Associate Professor, Director of Graduate Studies

Email: mjwiener@unc.edu

Phone: (919) 962-2399

Fax: (919) 962-1613

Office: 405 Alumni Bldg.

Area of Interest:

Actor Network Theory, Ontology, and Science Studies; History and Memory; Magic; Human and Animal Relations; Colonial Societies; Southeast Asia, Indonesia, Bali.

Education:

Ph.D., 1990, University of Chicago.

Research & Activities:

Broadly speaking, what interests me are the processes of producing shared and conflicting truths and realities at sites of inter(natural-)cultural engagement. Much of my work has attended to colonial situations and problems of translation—of practices of mediation. My theoretical focus conjoins concerns with knowledge, power, and history associated with studies of colonial societies and postcolonial theory with the careful attention to materiality and the making of reality found in studies of science and technology.  Geographically, I work on historical and contemporary Indonesia.

In Visible and Invisible Realms: Power, Magic, and Colonial Conquests (winner of the Victor Turner Prize for Ethnographic Writing in 1995), I examined encounters between representatives of the Dutch colonial state and the paramount kingdom on the island of Bali (Indonesia) as rendered in colonial archives and in late 20th century Balinese memories and narratives.  The book explores differing assumptions about the entities that constitute the world and differences in the exercise of power evident both in historical interactions and their narration.  It focuses attention on why some practices, claims, and actors find a place in modern frameworks of historical truth both within and beyond contemporary Indonesia, and others are marginalized or ignored as scandalous or impossible—such as bullets gifted by spirits or heirloom daggers that cause earthquakes.

I am currently finishing Magic in Translation: Politics and Ontology in Colonial Indonesia. It treats magic as a connecting device that colonial agents transported to places it never had previously existed to characterize Indonesian practices and practitioners. I follow the unanticipated consequences of efforts to establish distinctions between European and native, nature and culture, reason and superstition, fact and fetish. Artifacts and agents apparently marginalized as “magic” often gained in strength, invading the everyday lives of European residents of the colony and circulating far outside their former networks.

I also am involved in two other projects.  The first addresses the ongoing production and reception of “history” in Bali, in the form of commemorative activities, public debates, authoritative accounts, rites, casual conversation, and material markers.  I anticipate a book that explores three different kinds of pasts in relation to the present: the valorized memory of what is now seen as anti-colonial resistance; the ritual remembrance of ancestors and heritage; and controversial memories of Cold War massacres of Communists.

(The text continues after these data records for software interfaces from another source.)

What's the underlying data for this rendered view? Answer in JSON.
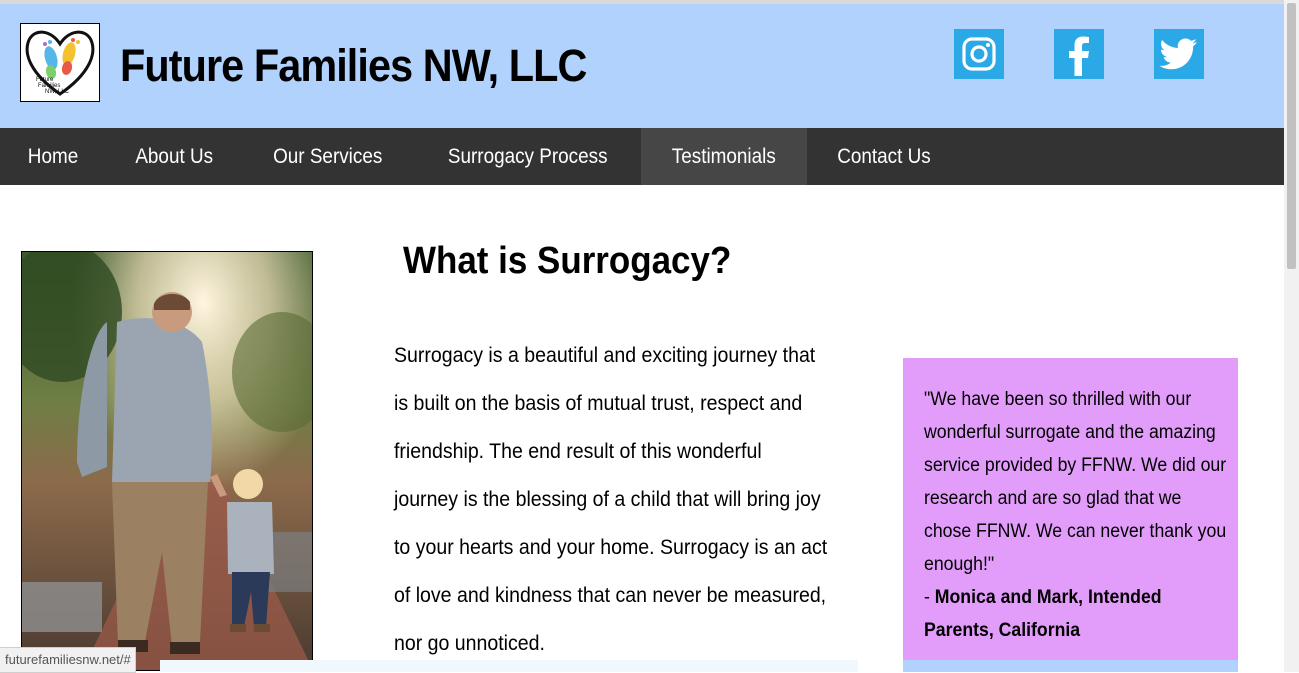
{
  "header": {
    "logo_text": "Future Families NW, LLC",
    "site_title": "Future Families NW, LLC",
    "social": [
      {
        "name": "instagram-icon",
        "label": "Instagram"
      },
      {
        "name": "facebook-icon",
        "label": "Facebook"
      },
      {
        "name": "twitter-icon",
        "label": "Twitter"
      }
    ]
  },
  "nav": {
    "items": [
      {
        "label": "Home"
      },
      {
        "label": "About Us"
      },
      {
        "label": "Our Services"
      },
      {
        "label": "Surrogacy Process"
      },
      {
        "label": "Testimonials",
        "active": true
      },
      {
        "label": "Contact Us"
      }
    ]
  },
  "main": {
    "heading": "What is Surrogacy?",
    "intro": "Surrogacy is a beautiful and exciting journey that is built on the basis of mutual trust, respect and friendship. The end result of this wonderful journey is the blessing of a child that will bring joy to your hearts and your home. Surrogacy is an act of love and kindness that can never be measured, nor go unnoticed."
  },
  "testimonial": {
    "quote": "\"We have been so thrilled with our wonderful surrogate and the amazing service provided by FFNW. We did our research and are so glad that we chose FFNW. We can never thank you enough!\"",
    "author_prefix": "- ",
    "author": "Monica and Mark, Intended Parents, California"
  },
  "status_bar": {
    "url": "futurefamiliesnw.net/#"
  },
  "colors": {
    "header_bg": "#b0d2fc",
    "nav_bg": "#333333",
    "nav_active_bg": "#464646",
    "social_bg": "#2ba8e6",
    "testimonial_bg": "#e29cfa"
  }
}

A newer project takes me further into the co-constitution of natures and cultures through relations between humans and animals. I am particularly struck by shifts in relations between humans and dogs across Asia and in the complex life of that most charismatic of mega-fauna, the panda.

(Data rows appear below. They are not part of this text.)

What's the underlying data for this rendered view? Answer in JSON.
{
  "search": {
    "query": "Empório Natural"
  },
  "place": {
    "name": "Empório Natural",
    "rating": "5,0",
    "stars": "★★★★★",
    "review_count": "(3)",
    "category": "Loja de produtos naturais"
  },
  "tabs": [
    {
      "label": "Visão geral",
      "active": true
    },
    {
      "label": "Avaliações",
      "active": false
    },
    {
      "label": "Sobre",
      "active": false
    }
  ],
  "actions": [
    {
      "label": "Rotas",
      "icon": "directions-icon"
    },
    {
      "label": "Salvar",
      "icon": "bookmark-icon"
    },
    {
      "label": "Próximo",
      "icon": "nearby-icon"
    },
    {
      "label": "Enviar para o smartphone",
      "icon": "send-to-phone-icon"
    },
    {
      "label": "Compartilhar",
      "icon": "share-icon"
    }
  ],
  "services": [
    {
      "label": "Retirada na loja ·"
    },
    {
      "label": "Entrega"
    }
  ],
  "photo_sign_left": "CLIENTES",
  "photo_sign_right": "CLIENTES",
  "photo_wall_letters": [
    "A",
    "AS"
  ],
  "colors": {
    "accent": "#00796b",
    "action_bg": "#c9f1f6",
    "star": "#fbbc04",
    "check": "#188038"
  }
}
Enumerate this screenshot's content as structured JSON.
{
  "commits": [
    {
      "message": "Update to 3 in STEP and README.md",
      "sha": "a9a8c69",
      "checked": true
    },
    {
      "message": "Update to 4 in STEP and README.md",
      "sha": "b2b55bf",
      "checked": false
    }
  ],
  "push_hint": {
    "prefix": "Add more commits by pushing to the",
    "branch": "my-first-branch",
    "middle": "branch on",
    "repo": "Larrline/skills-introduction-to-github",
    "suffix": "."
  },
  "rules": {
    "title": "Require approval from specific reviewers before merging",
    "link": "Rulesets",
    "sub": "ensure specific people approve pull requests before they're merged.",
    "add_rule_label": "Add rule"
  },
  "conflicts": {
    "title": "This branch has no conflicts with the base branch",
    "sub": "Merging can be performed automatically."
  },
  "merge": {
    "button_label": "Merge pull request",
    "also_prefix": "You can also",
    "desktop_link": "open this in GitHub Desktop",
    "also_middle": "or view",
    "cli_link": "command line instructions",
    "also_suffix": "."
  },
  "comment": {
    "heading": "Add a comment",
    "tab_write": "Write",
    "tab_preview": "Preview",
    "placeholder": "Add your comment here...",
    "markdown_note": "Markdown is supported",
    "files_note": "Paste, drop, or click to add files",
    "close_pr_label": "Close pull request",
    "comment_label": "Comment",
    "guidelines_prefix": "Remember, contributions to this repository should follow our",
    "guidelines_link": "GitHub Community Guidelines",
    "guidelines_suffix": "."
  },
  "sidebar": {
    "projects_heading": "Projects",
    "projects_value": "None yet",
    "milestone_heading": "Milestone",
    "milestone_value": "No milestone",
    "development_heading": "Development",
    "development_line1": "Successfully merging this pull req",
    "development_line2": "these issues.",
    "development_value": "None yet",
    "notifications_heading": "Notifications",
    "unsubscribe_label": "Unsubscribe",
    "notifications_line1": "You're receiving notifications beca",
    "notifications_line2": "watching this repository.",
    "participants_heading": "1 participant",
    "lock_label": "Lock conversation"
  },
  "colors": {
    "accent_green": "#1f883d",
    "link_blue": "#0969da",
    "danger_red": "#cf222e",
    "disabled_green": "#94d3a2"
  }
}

Courses:

Undergraduate courses:

ANTH 294 Theories of Culture and Society

ANTH 375 Memory, Massacres, and Monuments in Southeast Asia
ANTH 426 Making Magic

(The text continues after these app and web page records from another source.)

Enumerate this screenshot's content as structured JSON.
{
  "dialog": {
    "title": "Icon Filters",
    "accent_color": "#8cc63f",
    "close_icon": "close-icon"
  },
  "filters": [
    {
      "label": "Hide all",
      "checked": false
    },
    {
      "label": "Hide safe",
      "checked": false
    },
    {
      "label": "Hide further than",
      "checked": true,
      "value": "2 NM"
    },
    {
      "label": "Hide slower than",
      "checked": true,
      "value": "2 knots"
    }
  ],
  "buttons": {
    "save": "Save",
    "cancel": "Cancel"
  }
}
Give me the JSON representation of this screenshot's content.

ANTH 452 The Past in the Present

Sample Graduate Seminars:

Natures-Cultures
Materiality
Following Actor-Networks
History, Memory, Forgetting

Selected Publications:

2013 Magic, (Colonial) Science, and Science Studies, Social Anthropology 21 (4): 492-509. 17 pages. [Ref]

2007 Dangerous Liaisons and Other Tales from the Twilight Zone:  Sex, Race, and Sorcery in Colonial Java, Comparative Studies in Society and History 48 (3):  495-526.

2007 The Magical Life of Things, pp. 45-70 in Peter Keurs (ed.) Colonial Collections Revisited.  Leiden: CNWS Publications.

2005 Breasts, (Un)dress, and Modernist Desires in the Balinese-Tourist Encounter, p. 61-95 in A. Masquelier (ed.), Dirt, Undress, and Difference: Critical Perspectives on the Body’s Surface, Indiana University Press.
1999 Making Local History in New Order Bali: Public Culture and the Politics of the Past, pp.51-89 in R. Rubinstein and L. Connor (eds.) Staying Local in the Global Village: Bali in the Twentieth Century, University of Hawaii Press.

1995 Doors of Perception: Power and Representation in Bali. Cultural Anthropology 10(4): 472-508

1995 Visible and Invisible Realms: Power, Magic, and Colonial Conquest in Bali Chicago: The University of Chicago Press.